Even with the addition of multiple artboards in the latest release of the app, using Photoshop for UX design is not the best option for most UI and UX designers. Many UX and UX designers use Photoshop because they know the app, or at least they are comfortable using it. Yet comfort with a tool doesn’t make it the best choice for the job. Once you’ve advanced beyond the sketchbook and pencil with early designs, and are ready to move to wireframes and mockups, there are a number of reasons why Photoshop is not the best tool for efficiently creating UX designs, and why we won't be rushing to add more Photoshop skills into our UX courses :
- Most UX projects created in Photoshop have too many layers to effectively edit and manipulate. Attempting to make even a minor revision to text or an object can become an ordeal in trying to identify and select the object.
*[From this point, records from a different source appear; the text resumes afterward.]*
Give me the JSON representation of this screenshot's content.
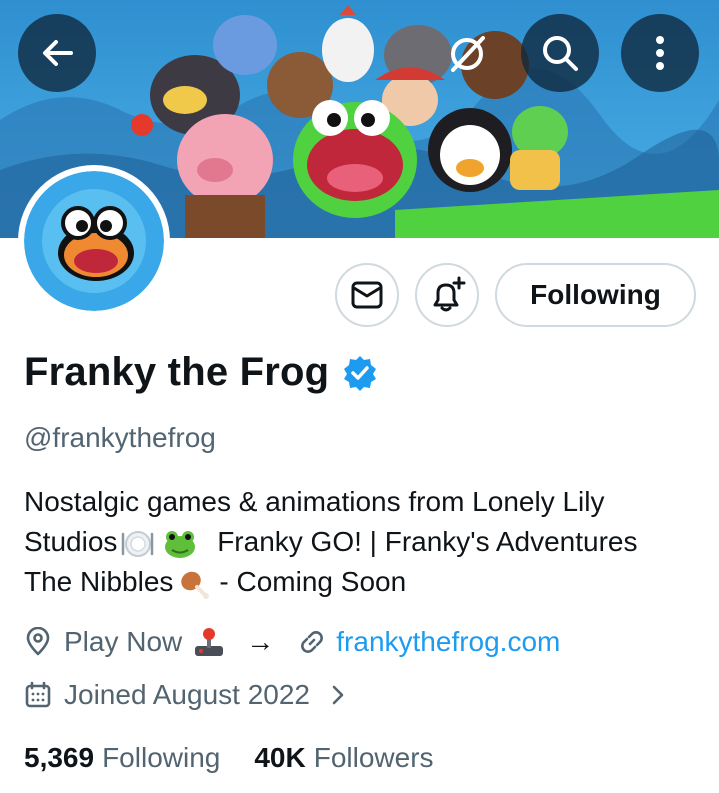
{
  "profile": {
    "display_name": "Franky the Frog",
    "handle": "@frankythefrog",
    "bio": {
      "line1": "Nostalgic games & animations from Lonely Lily",
      "line2_a": "Studios",
      "line2_b": "Franky GO! | Franky's Adventures",
      "line3_a": "The Nibbles",
      "line3_b": "- Coming Soon"
    },
    "location": "Play Now",
    "arrow": "→",
    "website": "frankythefrog.com",
    "joined": "Joined August 2022",
    "stats": {
      "following_count": "5,369",
      "following_label": "Following",
      "followers_count": "40K",
      "followers_label": "Followers"
    }
  },
  "actions": {
    "following_label": "Following"
  },
  "icons": {
    "back": "back-arrow-icon",
    "grok": "grok-icon",
    "search": "search-icon",
    "more": "more-vertical-icon",
    "message": "envelope-icon",
    "notify": "bell-plus-icon",
    "verified": "verified-badge-icon",
    "location": "location-pin-icon",
    "link": "link-icon",
    "calendar": "calendar-icon",
    "chevron": "chevron-right-icon"
  },
  "colors": {
    "accent": "#1d9bf0",
    "text": "#0f1419",
    "secondary": "#536471",
    "border": "#cfd9de"
  }
}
- Smart Objects in Photoshop, which are often used to tame unwieldy layers, become cumbersome to edit and revise.
- Most artwork created in Photoshop isn’t scalable, making it difficult to create multiple sizes for various screens, such as mobile, tablet, and desktop.
This isn’t to say that you can’t use Photoshop for UX design. You absolutely can use Photoshop for creating wireframes, mockups, and user interface controls. Yet Photoshop is generally more time consuming than is necessary if you were working using other tools.
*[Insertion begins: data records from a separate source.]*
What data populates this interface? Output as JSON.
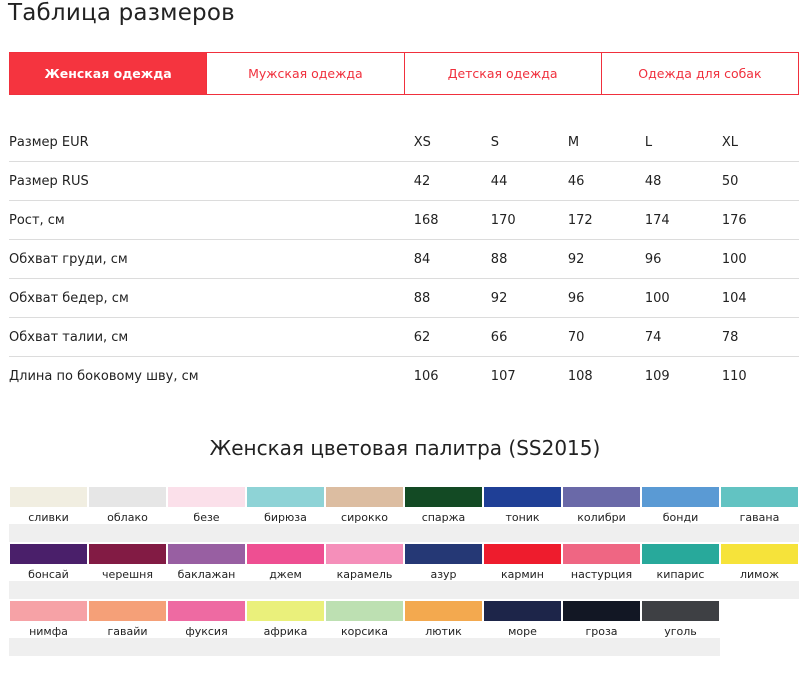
{
  "page": {
    "title": "Таблица размеров"
  },
  "tabs": [
    {
      "label": "Женская одежда",
      "active": true
    },
    {
      "label": "Мужская одежда",
      "active": false
    },
    {
      "label": "Детская одежда",
      "active": false
    },
    {
      "label": "Одежда для собак",
      "active": false
    }
  ],
  "size_table": {
    "rows": [
      {
        "label": "Размер EUR",
        "values": [
          "XS",
          "S",
          "M",
          "L",
          "XL"
        ]
      },
      {
        "label": "Размер RUS",
        "values": [
          "42",
          "44",
          "46",
          "48",
          "50"
        ]
      },
      {
        "label": "Рост, см",
        "values": [
          "168",
          "170",
          "172",
          "174",
          "176"
        ]
      },
      {
        "label": "Обхват груди, см",
        "values": [
          "84",
          "88",
          "92",
          "96",
          "100"
        ]
      },
      {
        "label": "Обхват бедер, см",
        "values": [
          "88",
          "92",
          "96",
          "100",
          "104"
        ]
      },
      {
        "label": "Обхват талии, см",
        "values": [
          "62",
          "66",
          "70",
          "74",
          "78"
        ]
      },
      {
        "label": "Длина по боковому шву, см",
        "values": [
          "106",
          "107",
          "108",
          "109",
          "110"
        ]
      }
    ]
  },
  "palette": {
    "title": "Женская цветовая палитра (SS2015)",
    "rows": [
      [
        {
          "name": "сливки",
          "color": "#f1eee1"
        },
        {
          "name": "облако",
          "color": "#e6e6e6"
        },
        {
          "name": "безе",
          "color": "#fbe0ea"
        },
        {
          "name": "бирюза",
          "color": "#8ed3d6"
        },
        {
          "name": "сирокко",
          "color": "#dcbda1"
        },
        {
          "name": "спаржа",
          "color": "#134a24"
        },
        {
          "name": "тоник",
          "color": "#1f3f96"
        },
        {
          "name": "колибри",
          "color": "#6a69a8"
        },
        {
          "name": "бонди",
          "color": "#5a9ad4"
        },
        {
          "name": "гавана",
          "color": "#62c3c2"
        }
      ],
      [
        {
          "name": "бонсай",
          "color": "#4a1f6a"
        },
        {
          "name": "черешня",
          "color": "#821b44"
        },
        {
          "name": "баклажан",
          "color": "#985fa2"
        },
        {
          "name": "джем",
          "color": "#ee4f92"
        },
        {
          "name": "карамель",
          "color": "#f58fba"
        },
        {
          "name": "азур",
          "color": "#253875"
        },
        {
          "name": "кармин",
          "color": "#ee1c2d"
        },
        {
          "name": "настурция",
          "color": "#ef6683"
        },
        {
          "name": "кипарис",
          "color": "#28a99b"
        },
        {
          "name": "лимож",
          "color": "#f6e33a"
        }
      ],
      [
        {
          "name": "нимфа",
          "color": "#f6a2a6"
        },
        {
          "name": "гавайи",
          "color": "#f5a078"
        },
        {
          "name": "фуксия",
          "color": "#ee6aa2"
        },
        {
          "name": "африка",
          "color": "#eaf07b"
        },
        {
          "name": "корсика",
          "color": "#bde0b2"
        },
        {
          "name": "лютик",
          "color": "#f3a94f"
        },
        {
          "name": "море",
          "color": "#1d2549"
        },
        {
          "name": "гроза",
          "color": "#121724"
        },
        {
          "name": "уголь",
          "color": "#3e4044"
        }
      ]
    ]
  }
}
Most UX designs for apps and websites that are being built in Photoshop can be created most efficiently using Adobe Illustrator. Illustrator makes it easy to select content without unwieldy layer management or smart objects. Additionally, in this age of responsive design, artwork created in Illustrator can be scaled and exported at multiple sizes with no loss of quality or fidelity, providing several good reasons for UX designers to learn Illustrator.
While Adobe’s addition of multiple artboards to Photoshop is seen as a nod to UX and UI designers working with this tool, this is a functionality that has been available in Illustrator for several years. We like both Illustrator and Photoshop, but each tool belongs at different places in a UX design workflow. Similarly, we’ve written many books on both Photoshop and Illustrator, and suggesting that one tool is better for a task than another isn’t playing favorites – each has its own place in a design workflow. In most stages of a UX design workflow, Illustrator is a better choice than Photoshop. The best UX design tools are those that help you to efficiently create, iterate, and share your designs
About the author
Jennifer Smith is a user experience designer, Photoshop expert, educator and author based in Boston. She is the author of more than 20 books on design tools and processes, including Adobe Creative Cloud for Dummies, Adobe Creative Cloud Digital Classroom, and Photoshop Digital Classroom. She has been awarded a Microsoft MVP three times for her work with user experience design in creating apps for touch, desktop, and mobile devices.
Jennifer delivers UX training and UX consulting for large Fortune 100 companies, small start-ups, and independent software vendors. She has been hired by Adobe and Microsoft to deliver training workshops to their staff, and has traveled to Asia, Europe, India, the Middle East, and across the U.S. to deliver courses and assist on UX design projects. She has extensive knowledge of modern Windows UX Design, having worked closely with the Windows team to create educational material and deliver UX workshops to key partners globally on behalf of Microsoft. Jennifer works with a wide range of prototyping tools including Fireworks, Photoshop, Illustrator, Blend for Visual Studio, and Balsamiq.